For example, in the figure you give, the apparatus is moving to the right through the ether, or, in the apparatus's frame, the ether is moving to the left. When you are aligning the optics, you will try to get the spot to land on the mirror $C$. If the ether is still, you can just have the mirror at a 45 degree angle, but when the either is moving to the left, you will have to tilt the mirror so as to aim the beam a little more to the right. Similarly, for the return trip you would have to alter the alignment of mirror $C$ to correct for the either.

However, since you align the mirrors by looking at where the spot from the light is instead of trying to precisely set the angle of the mirror to 45 or 90 degrees, you wouldn't really be able to tell during the alignment whether there is an ether. The ether doesn't really affect your alignment procedure.

Hopefully this answers your question.

• Thanks very much for the reply.
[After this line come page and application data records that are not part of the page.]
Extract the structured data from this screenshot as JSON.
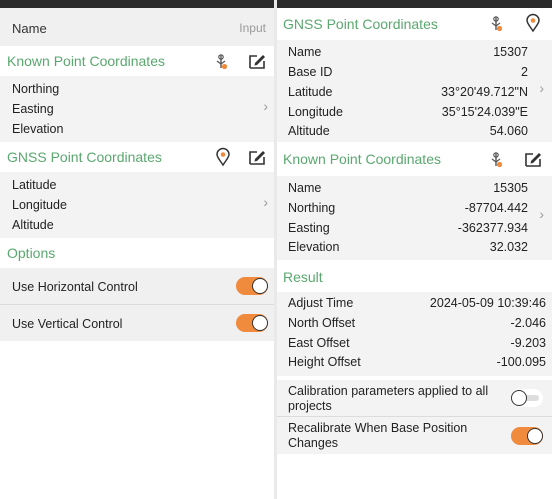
{
  "left": {
    "namebar": {
      "name_label": "Name",
      "input_label": "Input"
    },
    "known": {
      "title": "Known Point Coordinates",
      "rows": [
        "Northing",
        "Easting",
        "Elevation"
      ]
    },
    "gnss": {
      "title": "GNSS Point Coordinates",
      "rows": [
        "Latitude",
        "Longitude",
        "Altitude"
      ]
    },
    "options": {
      "title": "Options",
      "items": [
        {
          "label": "Use Horizontal Control",
          "on": true
        },
        {
          "label": "Use Vertical Control",
          "on": true
        }
      ]
    }
  },
  "right": {
    "gnss": {
      "title": "GNSS Point Coordinates",
      "rows": [
        {
          "label": "Name",
          "value": "15307"
        },
        {
          "label": "Base ID",
          "value": "2"
        },
        {
          "label": "Latitude",
          "value": "33°20'49.712\"N"
        },
        {
          "label": "Longitude",
          "value": "35°15'24.039\"E"
        },
        {
          "label": "Altitude",
          "value": "54.060"
        }
      ]
    },
    "known": {
      "title": "Known Point Coordinates",
      "rows": [
        {
          "label": "Name",
          "value": "15305"
        },
        {
          "label": "Northing",
          "value": "-87704.442"
        },
        {
          "label": "Easting",
          "value": "-362377.934"
        },
        {
          "label": "Elevation",
          "value": "32.032"
        }
      ]
    },
    "result": {
      "title": "Result",
      "rows": [
        {
          "label": "Adjust Time",
          "value": "2024-05-09 10:39:46"
        },
        {
          "label": "North Offset",
          "value": "-2.046"
        },
        {
          "label": "East Offset",
          "value": "-9.203"
        },
        {
          "label": "Height Offset",
          "value": "-100.095"
        }
      ]
    },
    "settings": [
      {
        "label": "Calibration parameters applied to all projects",
        "on": false
      },
      {
        "label": "Recalibrate When Base Position Changes",
        "on": true
      }
    ]
  },
  "colors": {
    "accent_green": "#5aa86f",
    "toggle_on": "#f08a3c",
    "header_bar": "#2b2b2b"
  },
  "icons": [
    "rover-survey-icon",
    "edit-icon",
    "location-pin-icon",
    "chevron-right-icon"
  ]
}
It makes perfect sense to me. The problem is that in the next example in the text, the same analysis is applied to a light clock, and it's pretty clear in that example that the beam of light isn't aimed at a particular angle in anticipation of the expected position of the mirror and receiving photocell, as it may have been in the case of the interferometer. – spacediver Feb 28 '16 at 5:18

The only way I can reconcile this is that Feynman here is not talking about a laser beam, but rather a point source where the light spreads out in all directions

I think that the reasoning of Feynman in this lecture is based on this, because he previously in it said that Maxwell's equations demonstrated that light goes in all direction from the source.

But, as you said, what about a light beam? I am thinking a lot about that, and I have a "unsure response" .

If we think in Galilean mode we arrive to a contradiction. Because we know from Maxwell equations that light propagation does not depend on the source speed (this is, too, a conclusion of De Sitter double star experiment), but we check that light in this experiment has a crossed component "due to the traslation of the observer". This contradiction only could be fixed with a new theory (SR), I think that this itself must have been a problem in its momment, apart from the zero result of MM.